Subject: Indonesia Plans to Buy U.S.-Made Hercules Planes
also: AP - Indonesia to Buy U.S. Military Equipment
Indonesia Plans to Buy U.S.-Made Hercules Planes
JAKARTA, Nov. 25 (Reuters): Indonesia plans to buy Hercules planes from the United States as early as January following the resumption of full military ties with Washington, Defense Minister Juwono Sudarsono said on Friday.
The U.S. restored military ties and lifted an arms embargo on the world's most populous Muslim nation this week as a reward for Jakarta's cooperation in the war on terrorism.
Human rights groups have slammed the U.S. move.
"...The Hercules meets the military's needs for a show of force as well as humanitarian needs to transport medicines," Juwono told a news conference.
Asked when the government would make the purchase, Juwono said: "It can be done as early as in January."
Ties were severed after pro-Jakarta militias backed by elements in the military sacked East Timor in 1999 when the territory voted for independence.

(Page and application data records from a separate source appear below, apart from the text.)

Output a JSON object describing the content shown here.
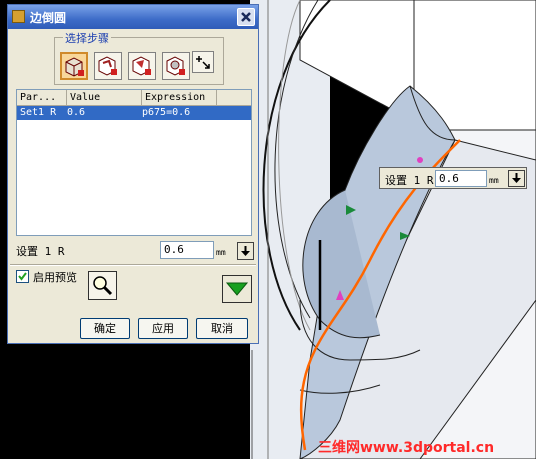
{
  "dialog": {
    "title": "边倒圆",
    "steps_label": "选择步骤",
    "table": {
      "columns": [
        "Par...",
        "Value",
        "Expression"
      ],
      "rows": [
        {
          "param": "Set1 R",
          "value": "0.6",
          "expression": "p675=0.6"
        }
      ]
    },
    "setting": {
      "label": "设置 1 R",
      "value": "0.6",
      "unit": "mm"
    },
    "preview": {
      "label": "启用预览",
      "checked": true
    },
    "buttons": {
      "ok": "确定",
      "apply": "应用",
      "cancel": "取消"
    }
  },
  "viewport_tip": {
    "label": "设置 1 R",
    "value": "0.6",
    "unit": "mm"
  },
  "watermark": "三维网www.3dportal.cn",
  "colors": {
    "titlebar": "#3d6cc8",
    "selection": "#316ac5",
    "edge_highlight": "#ff6600",
    "model_face": "#c9d6e8",
    "watermark": "#ff2a2a"
  }
}
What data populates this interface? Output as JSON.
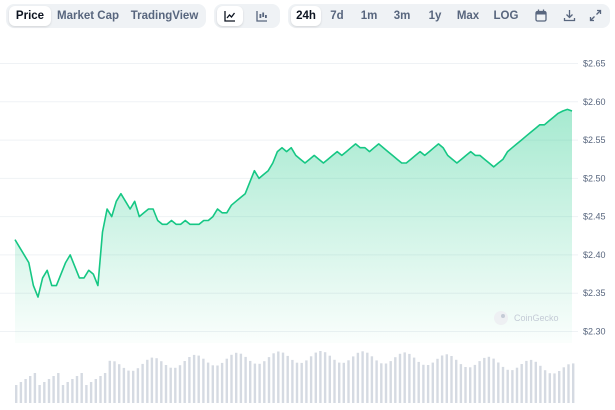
{
  "toolbar": {
    "views": [
      "Price",
      "Market Cap",
      "TradingView"
    ],
    "ranges": [
      "24h",
      "7d",
      "1m",
      "3m",
      "1y",
      "Max",
      "LOG"
    ],
    "icons": [
      "line-chart-icon",
      "candlestick-icon",
      "calendar-icon",
      "download-icon",
      "expand-icon"
    ]
  },
  "watermark": "CoinGecko",
  "colors": {
    "line": "#16c784",
    "area_top": "#a8e6c1",
    "grid": "#eff2f5",
    "volume": "#d5dae2"
  },
  "chart_data": {
    "type": "line",
    "title": "",
    "y_axis": {
      "position": "right",
      "range": [
        2.285,
        2.665
      ],
      "ticks": [
        2.65,
        2.6,
        2.55,
        2.5,
        2.45,
        2.4,
        2.35,
        2.3
      ],
      "tick_labels": [
        "$2.65",
        "$2.60",
        "$2.55",
        "$2.50",
        "$2.45",
        "$2.40",
        "$2.35",
        "$2.30"
      ]
    },
    "x_axis": {
      "tick_labels": [
        "",
        "",
        "",
        "",
        "",
        "",
        "",
        ""
      ],
      "note": "time labels cut off at bottom of screenshot"
    },
    "grid": true,
    "series": [
      {
        "values": [
          2.42,
          2.41,
          2.4,
          2.39,
          2.36,
          2.345,
          2.37,
          2.38,
          2.36,
          2.36,
          2.375,
          2.39,
          2.4,
          2.385,
          2.37,
          2.37,
          2.38,
          2.375,
          2.36,
          2.43,
          2.46,
          2.45,
          2.47,
          2.48,
          2.47,
          2.46,
          2.47,
          2.45,
          2.455,
          2.46,
          2.46,
          2.445,
          2.44,
          2.44,
          2.445,
          2.44,
          2.44,
          2.445,
          2.44,
          2.44,
          2.44,
          2.445,
          2.445,
          2.45,
          2.46,
          2.455,
          2.455,
          2.465,
          2.47,
          2.475,
          2.48,
          2.495,
          2.51,
          2.5,
          2.505,
          2.51,
          2.52,
          2.535,
          2.54,
          2.535,
          2.54,
          2.53,
          2.525,
          2.52,
          2.525,
          2.53,
          2.525,
          2.52,
          2.525,
          2.53,
          2.535,
          2.53,
          2.535,
          2.54,
          2.545,
          2.54,
          2.54,
          2.535,
          2.54,
          2.545,
          2.54,
          2.535,
          2.53,
          2.525,
          2.52,
          2.52,
          2.525,
          2.53,
          2.535,
          2.53,
          2.535,
          2.54,
          2.545,
          2.54,
          2.53,
          2.525,
          2.52,
          2.525,
          2.53,
          2.535,
          2.53,
          2.53,
          2.525,
          2.52,
          2.515,
          2.52,
          2.525,
          2.535,
          2.54,
          2.545,
          2.55,
          2.555,
          2.56,
          2.565,
          2.57,
          2.57,
          2.575,
          2.58,
          2.585,
          2.588,
          2.59,
          2.588
        ]
      }
    ],
    "volume_bars": 120
  }
}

The United Nations estimates the militias killed around 1,000 Timorese.
Before the embargo, Indonesia had 24 functioning Hercules but the number was now six, Juwono said, adding the country was hoping to get another three of its grounded Hercules operational in the next six months.
A U.S. move to ease restrictions on military cargo plane parts sales earlier this year had helped Indonesia to beef up its airlift capacity, Juwono added.
The U.S. eased those restrictions last January in order to assist the country in humanitarian efforts after the Dec. 26 tsunami which killed or left 170,000 Indonesians missing.
Washington's move comes despite objections from rights groups that say Jakarta has done too little to reform the military and bring it under civilian control since the downfall of the military-backed regime of ex-autocrat Soeharto in 1998.
November 25, 2005
Indonesia plans to start buying military equipment from the United States in January following the lifting of an arms embargo, and will prioritize transport aircraft, the defense minister said Friday.
But the minister, Juwono Sudarsono, stressed that Indonesia would keep looking to other countries for its defense needs.
"We are still evaluating the best packages for our military equipment based on our budget," he said.
On Tuesday, Washington lifted a six-year embargo on arms sales to Indonesia.
Before the ban, which was imposed due to human rights concerns, the United States was Indonesia's largest supplier of weapons and equipment.
The embargo had left many of the country's Hercules transport planes grounded due to a lack of spare parts and forced Indonesia to look for other, cheaper suppliers of military hardware.
"As soon as possible we will count what equipment is needed, especially for the air force, so that at least by January we can start to buy military equipment from America," Sudarsono told reporters.
He said that the government planned to spend about 70 percent of its budget on transport planes "because they have nonmilitary functions such as moving medicine and relief aid in disaster areas."
Two years ago, Indonesia bought four Sukhoi fighter jets from Russia, with 12 more expected to be delivered in 2007.
The navy is purchasing two corvettes from Royal Schelde of the Netherlands and two years ago signed a letter of intent with South Korea to buy diesel-electric submarines.
The army has investigated the possibility of purchasing short-range missiles and armored personnel carriers from China and India.